Written by Maj. Ireka Sanders
2nd Brigade Combat Team, 101st Airborne Division (AA) Public Affairs
Fort Polk, LA – Before a screaming eagle Soldier can air assault into an objective, staffs have to endure the arduous process of planning. Soldiers from 2nd Brigade Combat Team, 101st Airborne Division (Air Assault) took part in a Leader Training Program here August 4th-11th to train for the “Strike” brigade’s rotation at the Joint Readiness Training Center this fall.
LTP enhances the brigade’s ability to execute the Military Decision Making Process and conduct planning. The staff sections from the brigade, battalions, and squadrons, and specialty company command teams, prepared and executed the tactical operations orders for a JRTC decisive action scenario.“[In] battalion command and brigade command, there is a level of responsibility you have in the whole planning operation; mission command and control is a huge part of that,” said Col. Christopher LaNeve, commander of operations group, JRTC. “The more control you put on the missions out there – the objectives you have your subordinates to attack or execute – the more ability they can audible off of those within your intent.”

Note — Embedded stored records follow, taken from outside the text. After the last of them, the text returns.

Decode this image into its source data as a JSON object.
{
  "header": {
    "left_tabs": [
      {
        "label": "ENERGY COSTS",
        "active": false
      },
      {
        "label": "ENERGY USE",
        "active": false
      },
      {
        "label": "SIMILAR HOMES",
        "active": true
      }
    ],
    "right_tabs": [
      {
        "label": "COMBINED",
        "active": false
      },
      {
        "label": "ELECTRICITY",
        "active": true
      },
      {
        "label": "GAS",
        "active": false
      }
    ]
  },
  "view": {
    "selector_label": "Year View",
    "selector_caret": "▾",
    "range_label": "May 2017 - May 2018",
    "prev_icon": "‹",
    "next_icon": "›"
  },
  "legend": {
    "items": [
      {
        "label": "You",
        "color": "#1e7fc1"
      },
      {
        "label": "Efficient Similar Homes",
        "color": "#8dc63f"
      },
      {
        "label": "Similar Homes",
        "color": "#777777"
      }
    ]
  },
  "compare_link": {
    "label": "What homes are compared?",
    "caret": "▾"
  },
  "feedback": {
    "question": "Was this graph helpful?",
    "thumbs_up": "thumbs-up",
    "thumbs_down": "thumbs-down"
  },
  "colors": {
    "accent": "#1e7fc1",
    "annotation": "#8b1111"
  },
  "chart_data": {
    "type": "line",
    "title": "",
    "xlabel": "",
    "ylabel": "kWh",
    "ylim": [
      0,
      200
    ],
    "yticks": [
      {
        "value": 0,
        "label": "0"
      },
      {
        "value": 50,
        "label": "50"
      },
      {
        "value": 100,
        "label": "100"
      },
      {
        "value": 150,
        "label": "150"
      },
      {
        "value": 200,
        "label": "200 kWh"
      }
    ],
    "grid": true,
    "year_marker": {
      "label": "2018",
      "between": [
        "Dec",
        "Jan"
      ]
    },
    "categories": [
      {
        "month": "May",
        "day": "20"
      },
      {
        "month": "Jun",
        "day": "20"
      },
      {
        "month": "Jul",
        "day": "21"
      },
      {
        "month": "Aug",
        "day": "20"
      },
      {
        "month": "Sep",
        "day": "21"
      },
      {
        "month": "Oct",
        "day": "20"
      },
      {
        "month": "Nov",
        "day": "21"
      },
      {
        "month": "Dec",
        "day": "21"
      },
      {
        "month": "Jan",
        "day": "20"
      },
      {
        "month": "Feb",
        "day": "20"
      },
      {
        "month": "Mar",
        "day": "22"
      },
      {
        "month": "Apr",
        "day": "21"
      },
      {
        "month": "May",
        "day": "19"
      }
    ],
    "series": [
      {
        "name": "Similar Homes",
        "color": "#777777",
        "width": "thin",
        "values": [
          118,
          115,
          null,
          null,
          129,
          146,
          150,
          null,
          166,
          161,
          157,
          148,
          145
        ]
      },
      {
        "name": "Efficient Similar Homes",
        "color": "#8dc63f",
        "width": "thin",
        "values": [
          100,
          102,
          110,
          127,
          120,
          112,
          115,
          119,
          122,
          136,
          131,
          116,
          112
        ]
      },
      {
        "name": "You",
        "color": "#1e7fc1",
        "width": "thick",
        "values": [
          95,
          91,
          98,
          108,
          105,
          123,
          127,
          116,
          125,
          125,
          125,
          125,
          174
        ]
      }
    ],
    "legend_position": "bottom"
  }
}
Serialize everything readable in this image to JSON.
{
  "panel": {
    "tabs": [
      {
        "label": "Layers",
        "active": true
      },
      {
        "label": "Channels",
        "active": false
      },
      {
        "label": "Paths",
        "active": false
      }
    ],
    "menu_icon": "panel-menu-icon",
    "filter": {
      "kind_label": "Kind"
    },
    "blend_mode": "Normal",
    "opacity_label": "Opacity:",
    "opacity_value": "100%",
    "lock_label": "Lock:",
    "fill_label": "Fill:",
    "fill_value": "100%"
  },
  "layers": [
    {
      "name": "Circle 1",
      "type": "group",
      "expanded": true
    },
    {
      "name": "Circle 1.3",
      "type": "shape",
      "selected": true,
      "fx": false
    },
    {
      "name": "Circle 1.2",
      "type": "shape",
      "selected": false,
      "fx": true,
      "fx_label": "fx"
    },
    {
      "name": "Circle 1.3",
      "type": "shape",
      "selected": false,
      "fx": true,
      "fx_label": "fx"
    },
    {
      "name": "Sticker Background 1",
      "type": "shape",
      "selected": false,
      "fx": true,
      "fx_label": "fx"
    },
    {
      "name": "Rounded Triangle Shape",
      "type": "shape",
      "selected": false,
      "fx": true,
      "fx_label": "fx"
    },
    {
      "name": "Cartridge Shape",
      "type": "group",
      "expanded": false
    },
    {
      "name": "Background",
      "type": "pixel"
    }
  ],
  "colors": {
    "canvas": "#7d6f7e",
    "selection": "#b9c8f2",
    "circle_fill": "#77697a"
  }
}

The goals for Strike were to ensure all commanders and staff training objectives were identified, and all standard operating procedures were validated and refined.
These goals were met by a fresh, new team. In late June the brigade, three battalion commanders, and multiple staff officers across the brigade transitioned into their new positions.
“We all have only been in our seats for just a couple months,” said Col. Brett N. Sylvia, Strike’s commander. “This LTP comes at the perfect time for us.”
Some of Sylvia’s goals for the LTP exercise were to develop the operational approach and get to a deeper understanding of our capabilities.
“When we are developing our operational approach, we need to see three things. Those three things are ourselves, the enemy and the environment, said Sylvia. “If we can see ourselves – if we have a deep understanding of ourselves – I think that will take us a majority of the way there. That’s what a program like this is designed to do.”
The training focused heavily on the orders production process and the delivery of clear, concise orders that enable units to effectively conduct their missions within the commander’s guidance.
“Like it or not, when we come to JRTC it is not to train our squads; it’s not to train even platoons. This entire JRTC environment, with a thinking enemy, exists to train you all,” said Sylvia to the leaders in attendance. “It exists to train our leaders; it exists to train our staff. Because this is the only time we are going to be truly exercised. It is our responsibility – it is our sacred obligation – to put our Soldiers at the right place on the battlefield, with the right equipment and at the right time.”
All enabling and supporting units also attended LTP to plan and coordinate with the brigade for the upcoming training. The enabling units not only included Army assets but elements from other branches.
“This training is an excellent way to run through what we would do in a real fight,” said Huhmann. “So this is the place to make the mistakes. When we actually get to the battle, we will already have a shared understanding of what our capabilities are and how we can collectively impact the fight.”
At the start of mission analysis, Maj. Michael Haith, Strike brigade’s executive officer, motivated Strike staff by telling his personal war experiences and the implication of getting the planning process wrong. Afterward he posed one question.
“What have you done for him [the Soldier on the front line] today?” Imploring the staff to stay focused and vigilant during the planning process to give the Soldier on the ground the best opportunity to accomplish his/her mission and return to home station.